Q: Why did you decide to undertake the ACICIS’ West Java Field Study Program?
I decided to undertake the ACICIS program for more reasons than I can list here! One of the biggest pushes was having taken part in the ACICIS Public Health Study Tour (PHST) last year. I was absolutely charmed by Indonesia – especially the people of Yogyakarta! After listening to seminars on women’s reproductive rights I was so inspired to learn more. I had dreamed up plans to return to Indonesia with some of my PHST peers and the West Java Field Study (WJFS) program was the best way to make this happen. It afforded me the flexibility to study exactly what I was really interested in and allowed me to do so outside of a classroom setting.
I was also really keen to learn Bahasa Indonesia and knowing that I would have to use it in the ‘field’ really incentivised me to study. I must also say that the support of the ACICIS staff was a massive reason for me doing this program! I was finding it really challenging to find an exchange program that would allow me to receive credits towards my Honours year. ACICIS staff helped me to navigate the administrative complexities that come with studying abroad, making the process so much more enjoyable than if I had of attempted it alone! I am so grateful for the support that ACICIS staff provide. They make you feel very cared for.
Q: Did you receive a New Colombo Plan Mobility Grant? If so, how did this contribute to your experience in Indonesia?
Yes. I would not have been able to experience what I have experienced over the past six months without the generous support of the New Colombo Plan Scholarship. I am so grateful for this incredible initiative.
Q: What classes/units are you currently enrolled in?
I have been undertaking the West Java Field Study program, undertaking field research into maternal healthcare delivery in Indonesia and integrating my findings into an Honours year thesis at my home university.
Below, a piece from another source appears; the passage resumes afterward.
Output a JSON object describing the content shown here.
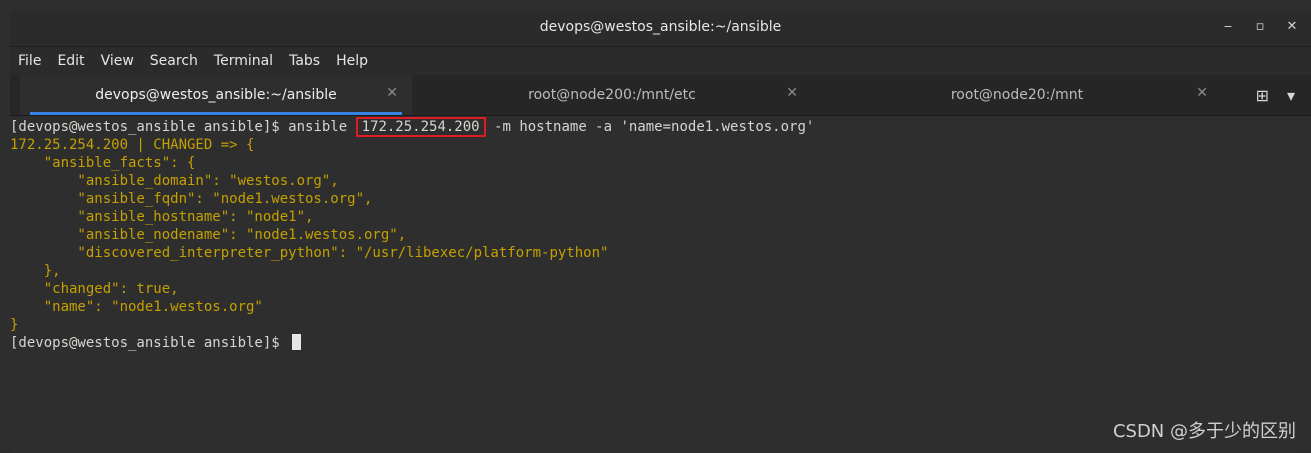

Q: Are you involved in any clubs/societies at the university?
During my semester here in Indonesia, I have been able to attend seminars on birth in the era of climate change and to attend conferences on health and disaster management. I have also been able to participate in university hosted Indonesian-Australian film festivals, to attend writers festivals, to learn batik (a traditional form of wax-resistant dying) and to watch traditional music performances… along with many other enriching experiences!
Q: How will the West Java Field Study influence your future career or study?
The things I have seen, and the conversations I have had, will shape my career trajectory for many years to come. Before coming to Indonesia, my understanding of healthcare provision generally, and maternal healthcare specifically, was predominately an intellectual one. Here, I have been given the opportunity to witness healthcare unfolding. I have been able to learn from midwives, traditional birth attendants and OB-GYNs in a medical landscape very different to that of my home country. I have been able to better understand the myriad ways in which healthcare is mediated in culturally diverse settings and how professionals navigate these complex dynamics. I have gained nuance in my understanding of the complexities of the Indonesian health system and have learnt invaluable lessons from the both the people and initiatives here.
Q: What is the topic of your field study, and how are you conducting your field study activities?
I have been investigating understandings of a ‘good birth’ in settings of 21st century medical plurality. In essence, I have been exploring how health professionals navigate maternal healthcare delivery in settings where multiple medical systems coexist.
Q: Are you undertaking an internship while in Indonesia?
For part of my time in Indonesia, I have been undertaking an internship with a maternal health centre. I have been assisting with data collection, pre-natal yoga classes and attending to other needs of the clinic as they so arise. This has been invaluable in allowing me to better understand the daily operations of a maternal healthcare clinic in Indonesia, to gain intercultural intelligence about differences in medical models, to create relationships with the staff and community and to practice my Bahasa Indonesia.
Q: What do you like to do in your spare time in Bandung?
One of my favourite things about the city is its proximity to nature! I really like to take advantage of this. On weekends, friends and I have explored the outer regions of Bandung. A 30-minute motorbike ride can take you to beautiful lookouts and fresh, altitude air. If I decide to stay in the city for the weekend, I usually enjoy spending time in one of the many beautiful cafes or bookstores. There is an abundance.
Q: Favourite Indonesian food/ Favourite place to eat:
Nasi campur or karedok! Serve up anything with a lot of peanut sauce and I am there!
Q: Favourite Indonesian word/phrase:
Terima kasih. This means ‘thank you’ but literally translates as ‘to accept love’. I like this idea. Or ‘lidah buaya’ which is the word for aloe vera, but literally translates as crocodile’s tongue… I can’t think of a better way to describe it.
Q: What places in Indonesia have you visited during your Semester so far?
I have been able to engage in data collection in Bali and I have spent a fair bit of time in Yogyakarta, a really creative, chilled out city in Central Java. I have also had the privilege of travelling to the islands of West Nusa Tenggara and to the Komodo Islands (which are ridiculously spectacular and make you feel like you’re living a dream!!). Indonesia is such a wonderfully diverse country – both geographically and culturally – so there is plenty more I would love to explore! Good thing I’ll be around for a while.